There was once an era we now call the 90s, when Radio 104 (out of Hartford, CT) played good music and held a daylong onslaught of the best bands from around the country.  This was onslaught was called 104fest.  In those days, Sublime was intact, with lead man Bradley Nowell writing ballads mixing reggae, punk and hip hop.
Sadly, those days are long gone.  In 1996, Bradley died from a heroin overdose, leaving a gaping hole in the music world.  Thus, the band known as Sublime fell apart.  In 2003, Radio104 sold out, flipping to R&B radio shows.  It seemed that all good things had come to an end.  




Having listened to Sublime as a young boy....having been to 104fest in the glory days... standing among a crowd of pumped up hippies at the old 104fest location... I felt like that boy again.  I felt the glory days coming back to life.  A fellow onlooker stopped after the opening song "Oh my god, he sounds just like Bradley." He was, of course, referring to Roman Ramirez, the new frontman for Sublime (now called Sublime with Rome.)  Although Roman cracked his voice during the first note on stage, naked and exposed for all of Hartford to cringe at, he quickly recovered and sent chills down the backs of every long-time Sublime fan.  Bradley's voice swept over crowd out of Rome's mouth, and every hippie there looked on with delight.  It was eerily unbelievable how similar his voice sounded, so much so that I have described Rome as the reincarnation of Bradley (even though Rome was alive when Bradley died....)

Rome

The show, even with Rome's beautiful tenor and the nostalgia of days past, was not as amazing at is could have been.  Bassist Eric Wilson dangled a cigarette out of his mouth throughout the entire show and seemed as if he'd rather be smoking something else, somewhere else.  He even taped down the keys of his synth (producing a deafening pitch) just before leaving the stage at the end of the set, until the tech crew rushed on to ensure the speakers wouldn't blow.


Here are a couple videos of the opening of the set and the song "Let's Go Get Stoned"





As a last thought,
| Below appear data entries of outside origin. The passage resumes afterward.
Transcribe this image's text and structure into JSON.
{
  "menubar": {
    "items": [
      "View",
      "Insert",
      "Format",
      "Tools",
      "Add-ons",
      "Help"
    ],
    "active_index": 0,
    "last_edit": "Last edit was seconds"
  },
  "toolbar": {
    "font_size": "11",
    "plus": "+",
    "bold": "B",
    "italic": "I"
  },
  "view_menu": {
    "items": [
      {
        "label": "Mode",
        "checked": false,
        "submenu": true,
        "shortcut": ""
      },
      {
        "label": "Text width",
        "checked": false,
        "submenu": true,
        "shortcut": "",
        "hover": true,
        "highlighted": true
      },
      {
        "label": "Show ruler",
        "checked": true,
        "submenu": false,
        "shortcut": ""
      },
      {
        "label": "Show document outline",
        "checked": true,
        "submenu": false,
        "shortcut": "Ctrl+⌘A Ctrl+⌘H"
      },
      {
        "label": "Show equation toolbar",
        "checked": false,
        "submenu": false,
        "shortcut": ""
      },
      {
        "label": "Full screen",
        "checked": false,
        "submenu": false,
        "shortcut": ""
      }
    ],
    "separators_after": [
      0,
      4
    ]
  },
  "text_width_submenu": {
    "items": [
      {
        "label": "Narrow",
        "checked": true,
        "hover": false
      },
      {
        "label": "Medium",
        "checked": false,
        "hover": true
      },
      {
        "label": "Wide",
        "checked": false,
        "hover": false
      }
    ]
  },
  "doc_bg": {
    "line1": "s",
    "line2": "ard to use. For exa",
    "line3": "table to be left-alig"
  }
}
Dear Large-Boned Guy in the middle of the moshpit,
First, it is not acceptable to mosh to reggae.
Second, a mosh is supposed to be a communal coming together to toss our bodies and feel primal, NOT a chance for you to beat up preteen girls who happen to be around you.